Search the records below for "icon"; copy each line that has it.

RECORDS SUPPLIED:
________

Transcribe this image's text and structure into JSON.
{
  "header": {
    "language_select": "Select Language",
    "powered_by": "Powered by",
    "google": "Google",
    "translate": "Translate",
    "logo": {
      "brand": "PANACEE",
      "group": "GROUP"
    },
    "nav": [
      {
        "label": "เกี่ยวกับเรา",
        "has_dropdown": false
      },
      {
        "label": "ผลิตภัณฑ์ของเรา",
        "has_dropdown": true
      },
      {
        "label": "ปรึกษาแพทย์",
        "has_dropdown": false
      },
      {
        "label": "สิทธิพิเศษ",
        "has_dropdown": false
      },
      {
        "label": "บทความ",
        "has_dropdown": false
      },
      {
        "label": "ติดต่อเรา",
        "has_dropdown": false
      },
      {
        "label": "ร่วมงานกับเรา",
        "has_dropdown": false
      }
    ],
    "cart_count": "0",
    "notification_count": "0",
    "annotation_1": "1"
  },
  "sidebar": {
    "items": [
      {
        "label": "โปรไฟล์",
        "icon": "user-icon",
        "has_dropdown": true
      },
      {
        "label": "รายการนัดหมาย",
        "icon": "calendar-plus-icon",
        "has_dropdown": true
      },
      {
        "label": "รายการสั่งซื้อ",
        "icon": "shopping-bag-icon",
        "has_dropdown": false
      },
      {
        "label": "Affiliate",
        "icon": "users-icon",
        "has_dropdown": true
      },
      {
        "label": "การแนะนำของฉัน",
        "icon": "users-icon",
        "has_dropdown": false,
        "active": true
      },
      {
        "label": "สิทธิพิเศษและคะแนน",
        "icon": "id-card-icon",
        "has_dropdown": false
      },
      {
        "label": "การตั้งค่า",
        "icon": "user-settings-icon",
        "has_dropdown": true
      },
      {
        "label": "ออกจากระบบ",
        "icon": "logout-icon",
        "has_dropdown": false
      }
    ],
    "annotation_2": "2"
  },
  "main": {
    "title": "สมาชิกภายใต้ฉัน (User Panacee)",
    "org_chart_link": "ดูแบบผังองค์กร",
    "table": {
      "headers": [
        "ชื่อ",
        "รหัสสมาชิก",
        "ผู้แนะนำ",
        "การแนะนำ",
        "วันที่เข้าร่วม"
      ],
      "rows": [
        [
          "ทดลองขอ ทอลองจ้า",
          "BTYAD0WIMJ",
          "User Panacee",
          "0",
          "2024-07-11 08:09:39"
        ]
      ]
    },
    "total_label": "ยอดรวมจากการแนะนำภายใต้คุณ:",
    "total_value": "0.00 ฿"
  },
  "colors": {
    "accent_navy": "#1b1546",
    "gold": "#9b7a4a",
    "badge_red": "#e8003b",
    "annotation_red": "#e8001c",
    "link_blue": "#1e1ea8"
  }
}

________

WRITTEN RESPONSE:
        "icon": "user-icon",
        "icon": "calendar-plus-icon",
        "icon": "shopping-bag-icon",
        "icon": "users-icon",
        "icon": "users-icon",
        "icon": "id-card-icon",
        "icon": "user-settings-icon",
        "icon": "logout-icon",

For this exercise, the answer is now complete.